AIM OF THE EXERCISE
Go through the material and set down every line without alteration.
##### SUPPLIED MATERIAL
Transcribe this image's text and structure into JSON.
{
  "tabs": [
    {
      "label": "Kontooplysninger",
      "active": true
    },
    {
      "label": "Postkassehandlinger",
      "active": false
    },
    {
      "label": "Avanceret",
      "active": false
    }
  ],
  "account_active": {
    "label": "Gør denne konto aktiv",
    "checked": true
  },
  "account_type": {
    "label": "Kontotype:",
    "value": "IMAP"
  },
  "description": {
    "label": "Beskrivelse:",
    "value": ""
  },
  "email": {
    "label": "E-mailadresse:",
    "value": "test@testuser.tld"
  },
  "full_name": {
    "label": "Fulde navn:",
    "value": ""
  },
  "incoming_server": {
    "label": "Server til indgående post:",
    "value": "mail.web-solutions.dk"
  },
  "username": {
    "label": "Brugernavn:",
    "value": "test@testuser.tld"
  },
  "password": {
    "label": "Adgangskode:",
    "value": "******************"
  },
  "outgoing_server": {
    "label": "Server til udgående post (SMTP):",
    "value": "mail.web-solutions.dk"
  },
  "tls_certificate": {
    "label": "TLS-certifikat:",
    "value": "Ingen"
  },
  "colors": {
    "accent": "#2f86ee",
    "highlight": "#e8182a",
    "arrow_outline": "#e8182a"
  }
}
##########
ANSWER TO THIS EXERCISE
Transcribe this image's text and structure into JSON.
{
  "tabs": [
    {
      "label": "Kontooplysninger",
      "active": true
    },
    {
      "label": "Postkassehandlinger",
      "active": false
    },
    {
      "label": "Avanceret",
      "active": false
    }
  ],
  "account_active": {
    "label": "Gør denne konto aktiv",
    "checked": true
  },
  "account_type": {
    "label": "Kontotype:",
    "value": "IMAP"
  },
  "description": {
    "label": "Beskrivelse:",
    "value": ""
  },
  "email": {
    "label": "E-mailadresse:",
    "value": "test@testuser.tld"
  },
  "full_name": {
    "label": "Fulde navn:",
    "value": ""
  },
  "incoming_server": {
    "label": "Server til indgående post:",
    "value": "mail.web-solutions.dk"
  },
  "username": {
    "label": "Brugernavn:",
    "value": "test@testuser.tld"
  },
  "password": {
    "label": "Adgangskode:",
    "value": "******************"
  },
  "outgoing_server": {
    "label": "Server til udgående post (SMTP):",
    "value": "mail.web-solutions.dk"
  },
  "tls_certificate": {
    "label": "TLS-certifikat:",
    "value": "Ingen"
  },
  "colors": {
    "accent": "#2f86ee",
    "highlight": "#e8182a",
    "arrow_outline": "#e8182a"
  }
}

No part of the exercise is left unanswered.